◆ Instructions for the task: Copy out every line in the entries below that includes "JSON".

◆ Component data from apps and pages:

▬▬▬▬▬▬▬▬▬▬

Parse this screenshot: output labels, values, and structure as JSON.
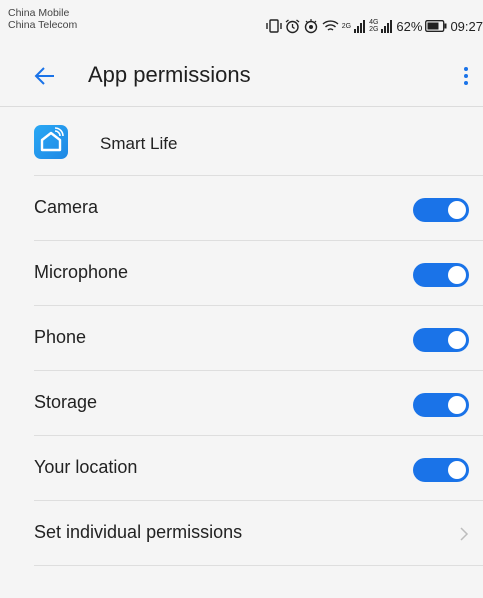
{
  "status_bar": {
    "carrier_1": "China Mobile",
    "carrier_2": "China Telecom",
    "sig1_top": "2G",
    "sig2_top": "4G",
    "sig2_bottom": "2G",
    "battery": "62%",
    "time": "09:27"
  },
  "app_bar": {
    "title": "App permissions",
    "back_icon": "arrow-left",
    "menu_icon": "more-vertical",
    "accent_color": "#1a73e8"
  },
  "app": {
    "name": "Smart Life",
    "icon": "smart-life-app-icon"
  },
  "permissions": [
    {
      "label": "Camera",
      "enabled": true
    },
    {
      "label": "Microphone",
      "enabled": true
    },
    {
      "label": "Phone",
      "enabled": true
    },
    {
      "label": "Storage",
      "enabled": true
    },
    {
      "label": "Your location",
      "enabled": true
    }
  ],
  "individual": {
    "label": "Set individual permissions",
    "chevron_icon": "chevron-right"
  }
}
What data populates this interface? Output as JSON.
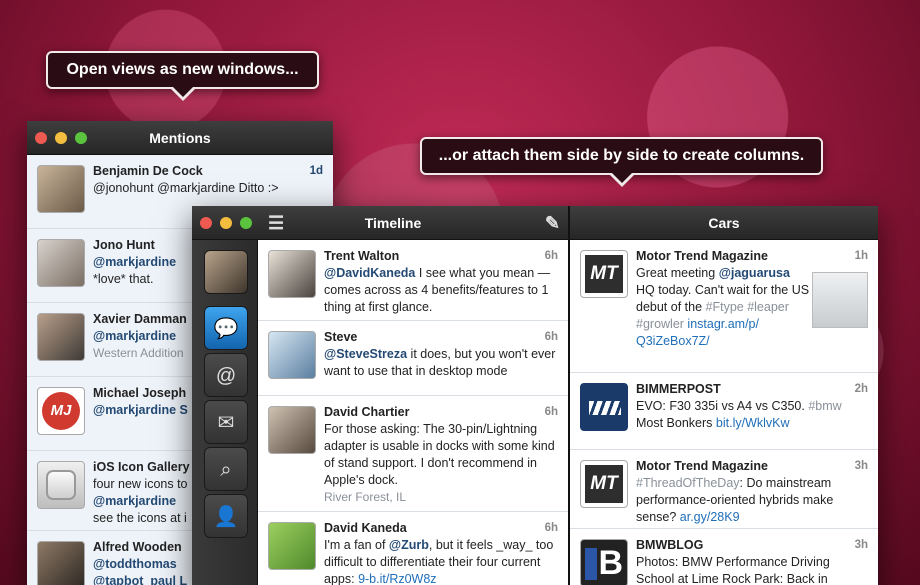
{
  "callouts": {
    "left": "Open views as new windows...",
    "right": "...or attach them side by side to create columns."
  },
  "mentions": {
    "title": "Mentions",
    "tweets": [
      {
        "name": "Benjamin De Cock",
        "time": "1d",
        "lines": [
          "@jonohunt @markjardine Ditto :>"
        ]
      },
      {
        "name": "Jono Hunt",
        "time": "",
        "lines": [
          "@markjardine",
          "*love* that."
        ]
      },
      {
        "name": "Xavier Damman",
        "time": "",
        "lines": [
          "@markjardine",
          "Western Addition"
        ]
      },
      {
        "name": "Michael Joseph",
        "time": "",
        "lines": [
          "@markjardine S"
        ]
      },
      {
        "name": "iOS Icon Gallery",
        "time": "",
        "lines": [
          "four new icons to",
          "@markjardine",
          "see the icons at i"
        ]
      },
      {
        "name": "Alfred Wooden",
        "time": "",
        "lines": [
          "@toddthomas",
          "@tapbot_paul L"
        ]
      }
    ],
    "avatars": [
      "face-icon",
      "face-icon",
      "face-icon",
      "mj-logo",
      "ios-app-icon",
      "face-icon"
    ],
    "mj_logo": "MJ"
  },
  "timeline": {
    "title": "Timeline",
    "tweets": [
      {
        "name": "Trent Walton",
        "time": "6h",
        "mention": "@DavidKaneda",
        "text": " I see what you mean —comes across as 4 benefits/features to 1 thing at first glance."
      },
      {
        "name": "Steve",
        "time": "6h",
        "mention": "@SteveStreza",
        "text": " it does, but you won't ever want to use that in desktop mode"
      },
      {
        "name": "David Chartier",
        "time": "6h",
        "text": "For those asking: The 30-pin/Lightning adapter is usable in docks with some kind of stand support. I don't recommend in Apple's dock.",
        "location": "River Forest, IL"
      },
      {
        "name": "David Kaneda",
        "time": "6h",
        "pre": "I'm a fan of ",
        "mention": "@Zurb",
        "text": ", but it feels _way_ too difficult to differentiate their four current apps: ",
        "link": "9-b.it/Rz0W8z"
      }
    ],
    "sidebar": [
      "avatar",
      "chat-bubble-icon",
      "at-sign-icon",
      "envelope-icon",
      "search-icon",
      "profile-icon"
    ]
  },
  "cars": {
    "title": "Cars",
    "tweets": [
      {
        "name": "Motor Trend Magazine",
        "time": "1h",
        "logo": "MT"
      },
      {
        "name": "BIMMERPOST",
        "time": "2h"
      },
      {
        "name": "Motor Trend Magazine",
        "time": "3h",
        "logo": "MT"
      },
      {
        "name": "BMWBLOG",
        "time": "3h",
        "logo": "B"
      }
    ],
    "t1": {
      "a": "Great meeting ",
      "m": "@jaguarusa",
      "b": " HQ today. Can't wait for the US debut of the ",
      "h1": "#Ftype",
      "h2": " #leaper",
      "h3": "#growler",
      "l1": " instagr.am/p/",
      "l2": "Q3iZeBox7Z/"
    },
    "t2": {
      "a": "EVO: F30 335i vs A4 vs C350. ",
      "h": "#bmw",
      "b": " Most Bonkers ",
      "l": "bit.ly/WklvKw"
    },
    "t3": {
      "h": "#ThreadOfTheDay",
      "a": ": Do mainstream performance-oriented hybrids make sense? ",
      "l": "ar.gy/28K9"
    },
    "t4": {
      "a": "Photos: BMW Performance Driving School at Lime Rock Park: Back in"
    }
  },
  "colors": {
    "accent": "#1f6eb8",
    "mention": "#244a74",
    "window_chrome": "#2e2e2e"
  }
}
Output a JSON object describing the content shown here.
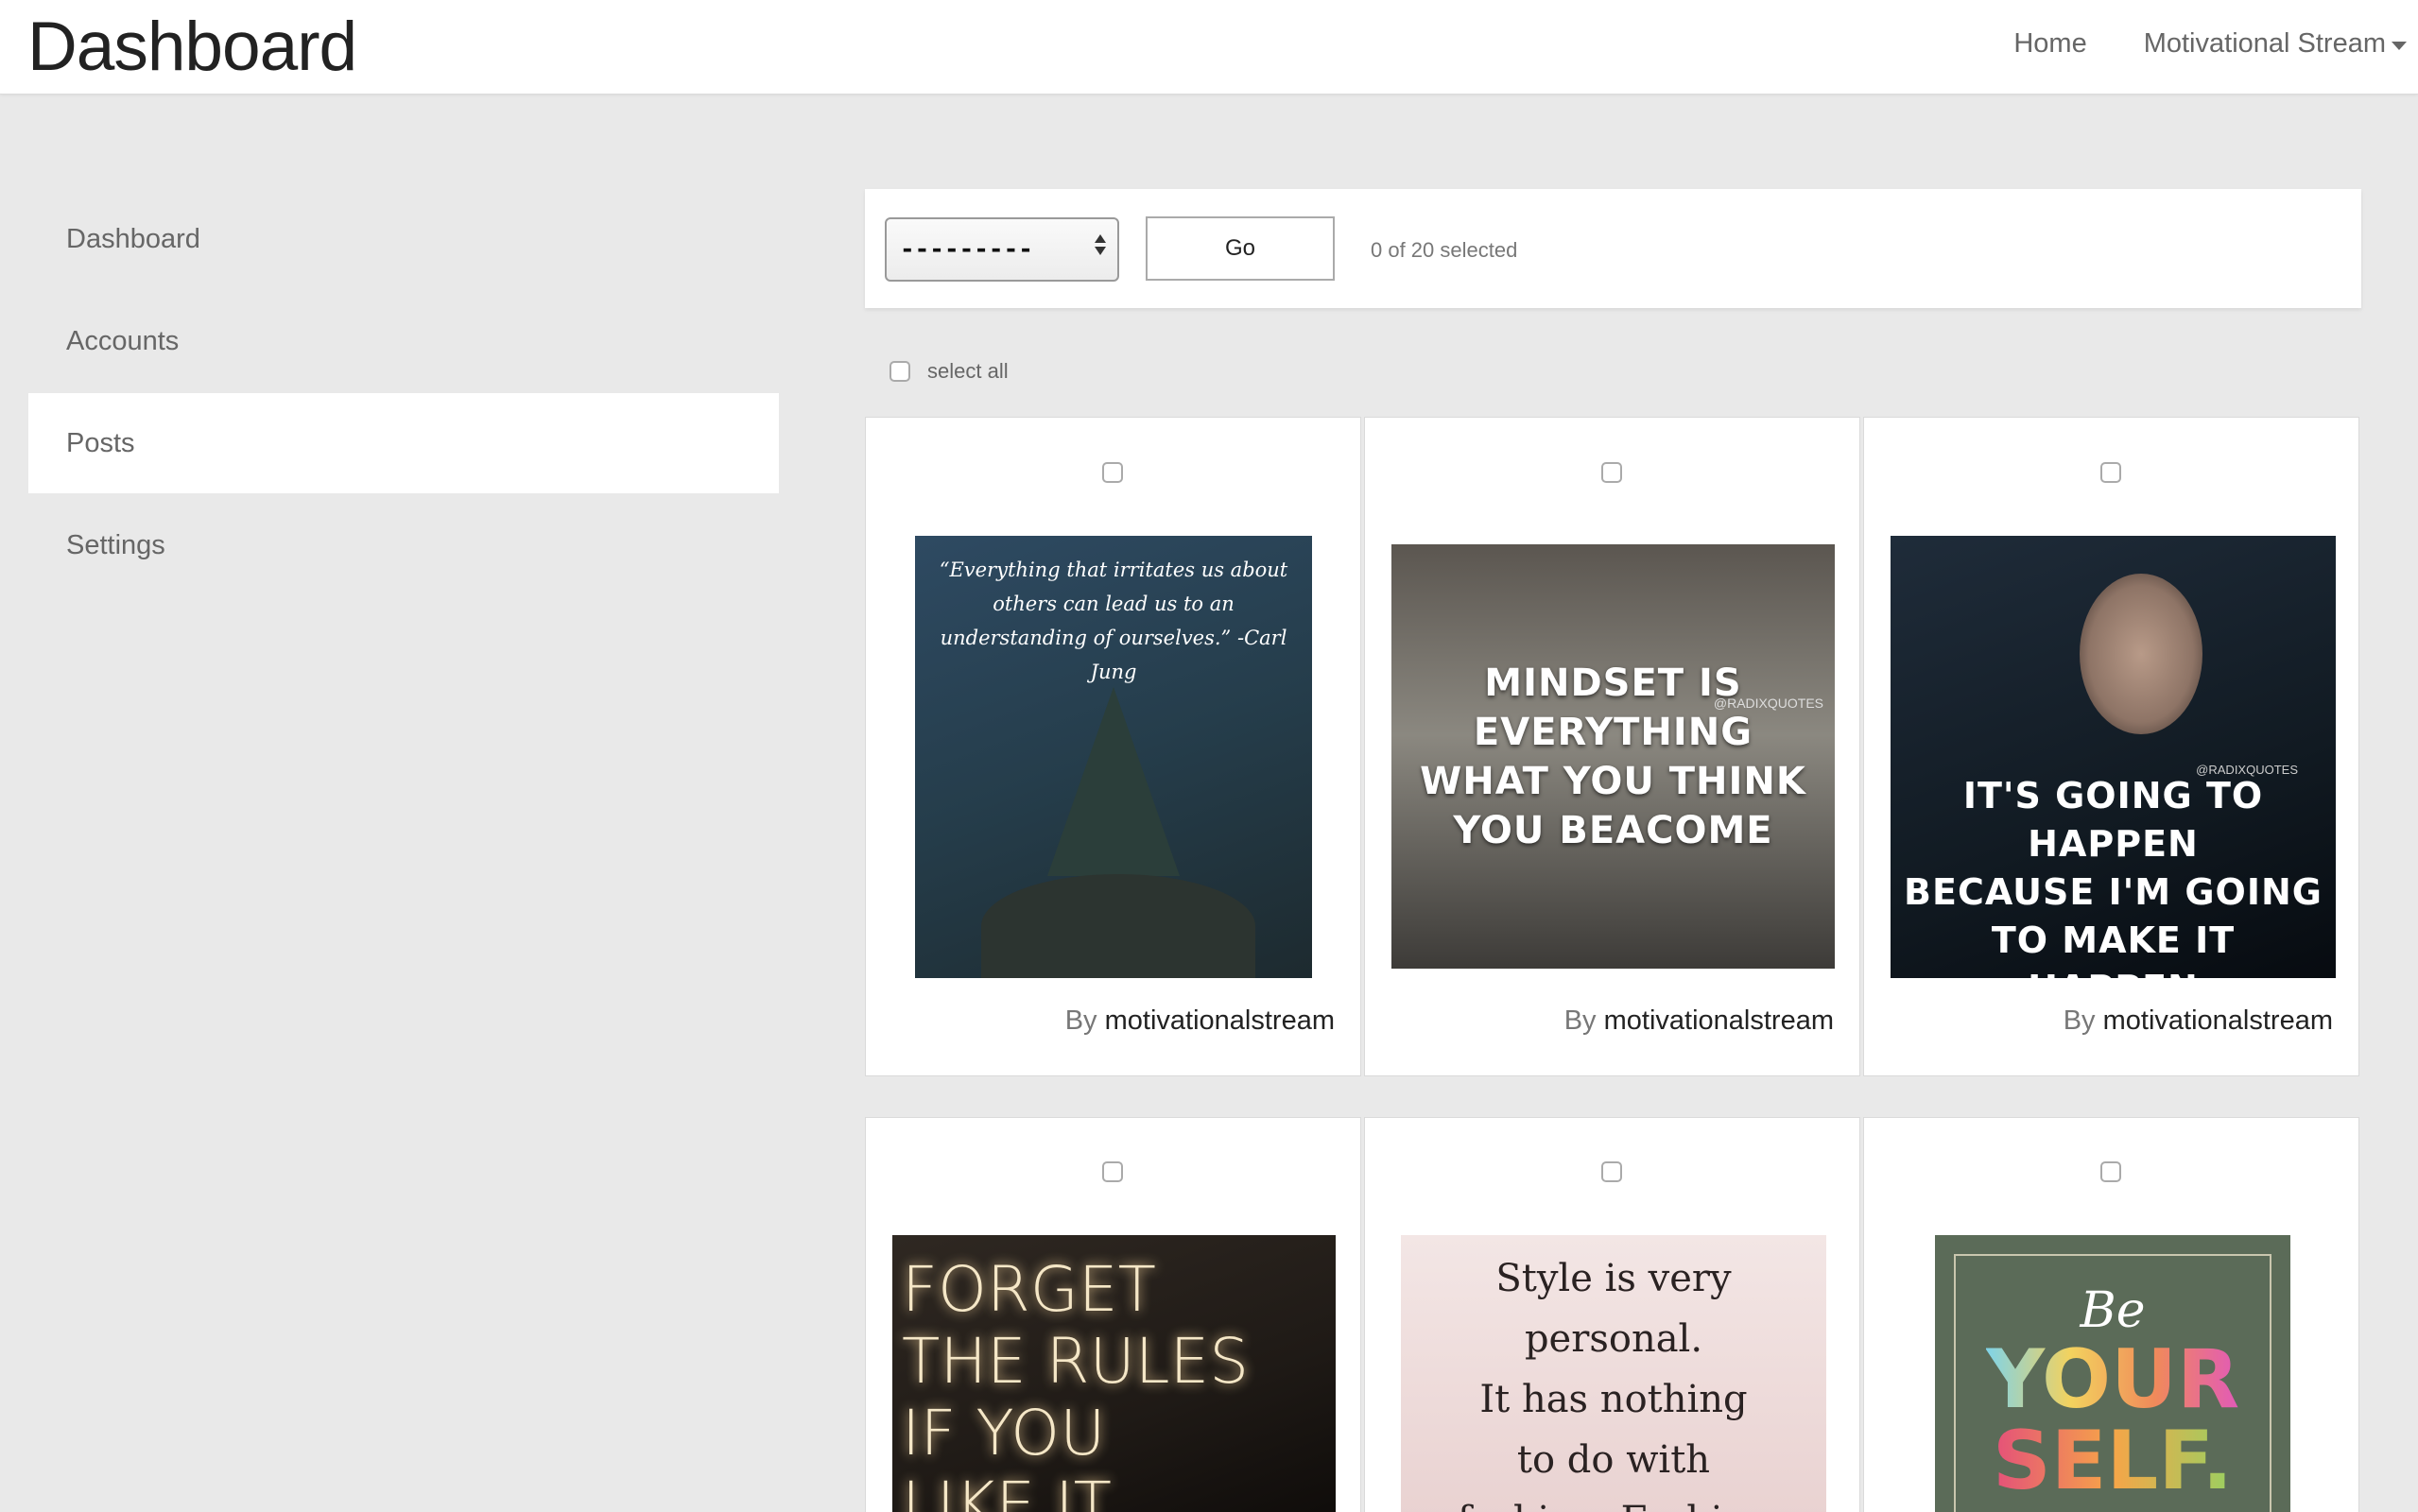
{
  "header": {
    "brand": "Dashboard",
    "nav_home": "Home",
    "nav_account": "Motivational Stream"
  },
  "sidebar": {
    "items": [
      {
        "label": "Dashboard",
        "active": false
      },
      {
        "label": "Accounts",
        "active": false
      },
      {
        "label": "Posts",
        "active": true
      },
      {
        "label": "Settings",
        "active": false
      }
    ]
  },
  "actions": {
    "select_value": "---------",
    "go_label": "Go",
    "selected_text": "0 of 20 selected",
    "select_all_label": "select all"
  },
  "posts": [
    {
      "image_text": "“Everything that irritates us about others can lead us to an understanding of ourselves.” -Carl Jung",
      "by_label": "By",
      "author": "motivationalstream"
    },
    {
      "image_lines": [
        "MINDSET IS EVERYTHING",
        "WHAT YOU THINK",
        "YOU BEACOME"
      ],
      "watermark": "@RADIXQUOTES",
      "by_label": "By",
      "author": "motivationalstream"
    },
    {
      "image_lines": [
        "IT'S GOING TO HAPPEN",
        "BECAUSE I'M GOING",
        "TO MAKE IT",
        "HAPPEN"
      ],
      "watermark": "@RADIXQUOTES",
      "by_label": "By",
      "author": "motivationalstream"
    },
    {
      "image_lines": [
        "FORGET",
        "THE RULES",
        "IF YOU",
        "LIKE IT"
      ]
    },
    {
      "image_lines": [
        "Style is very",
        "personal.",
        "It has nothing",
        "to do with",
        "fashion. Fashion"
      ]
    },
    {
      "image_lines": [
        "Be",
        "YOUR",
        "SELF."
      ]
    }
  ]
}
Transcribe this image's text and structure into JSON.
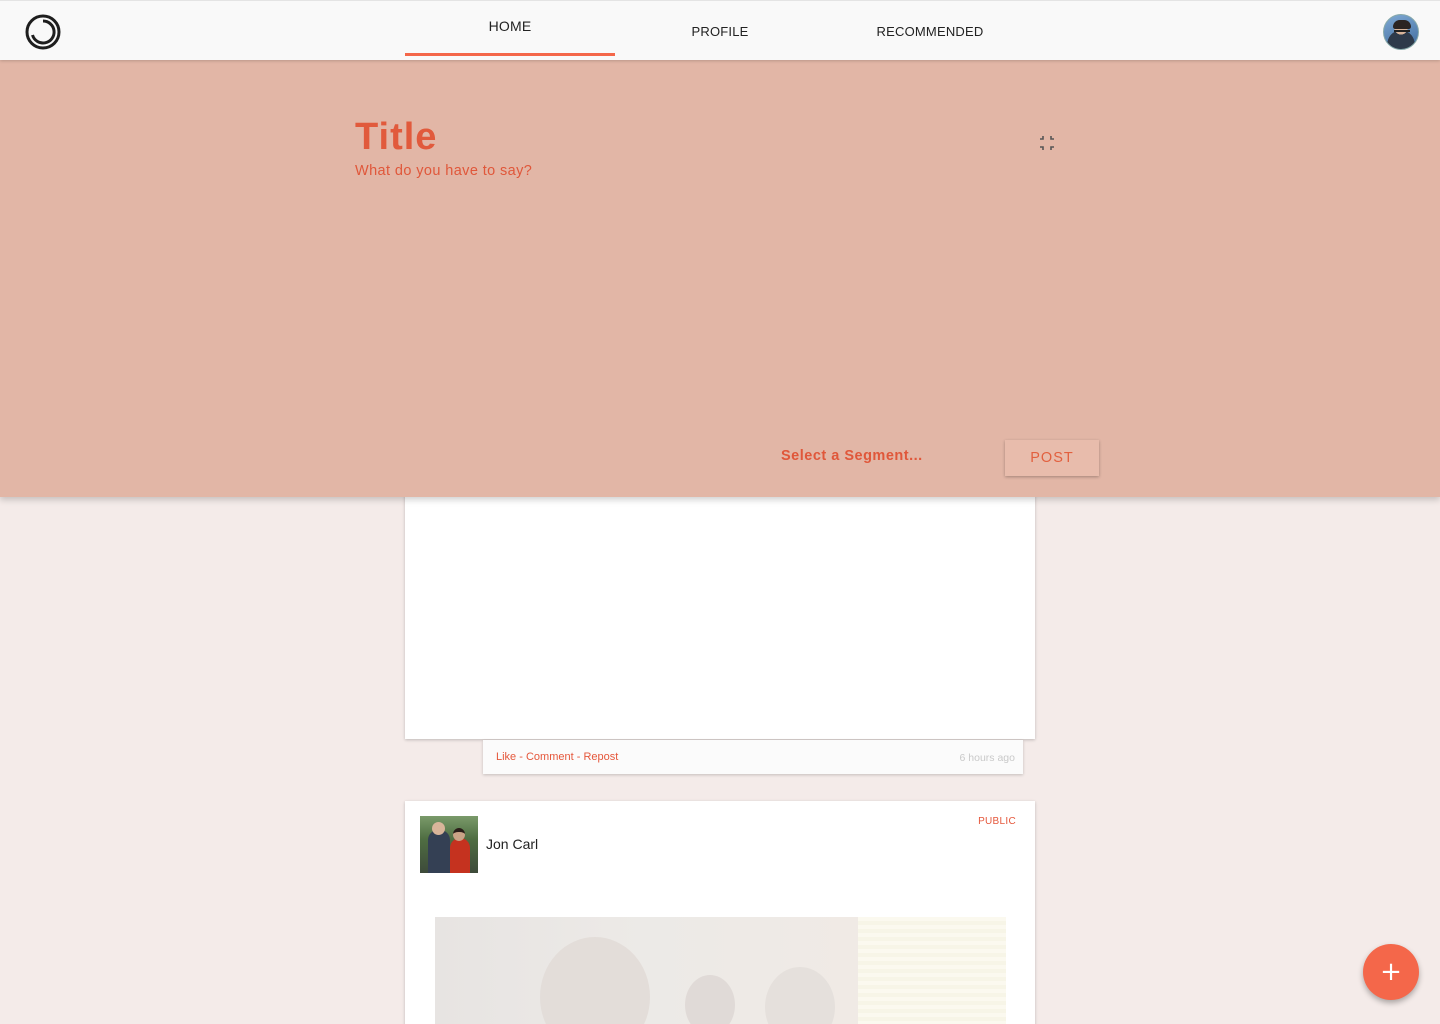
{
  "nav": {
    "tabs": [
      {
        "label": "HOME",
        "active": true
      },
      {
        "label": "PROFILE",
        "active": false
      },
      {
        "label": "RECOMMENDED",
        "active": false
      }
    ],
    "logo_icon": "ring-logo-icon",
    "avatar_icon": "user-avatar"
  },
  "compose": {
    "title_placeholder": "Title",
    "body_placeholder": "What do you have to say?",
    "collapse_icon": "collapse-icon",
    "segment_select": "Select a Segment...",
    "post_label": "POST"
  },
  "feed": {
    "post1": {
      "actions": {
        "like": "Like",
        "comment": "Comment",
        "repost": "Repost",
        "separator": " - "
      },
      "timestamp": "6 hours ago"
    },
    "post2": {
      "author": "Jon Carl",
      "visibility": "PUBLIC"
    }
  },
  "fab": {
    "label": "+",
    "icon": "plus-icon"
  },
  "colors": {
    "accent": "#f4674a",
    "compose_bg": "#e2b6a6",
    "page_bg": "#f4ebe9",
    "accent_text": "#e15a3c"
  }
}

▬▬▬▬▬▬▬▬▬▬

◆ Written answer:
Parse this screenshot: output labels, values, and structure as JSON.
What data populates this interface? Output as JSON.
Output a JSON object describing the content shown here.
Transcribe this image's text and structure into JSON.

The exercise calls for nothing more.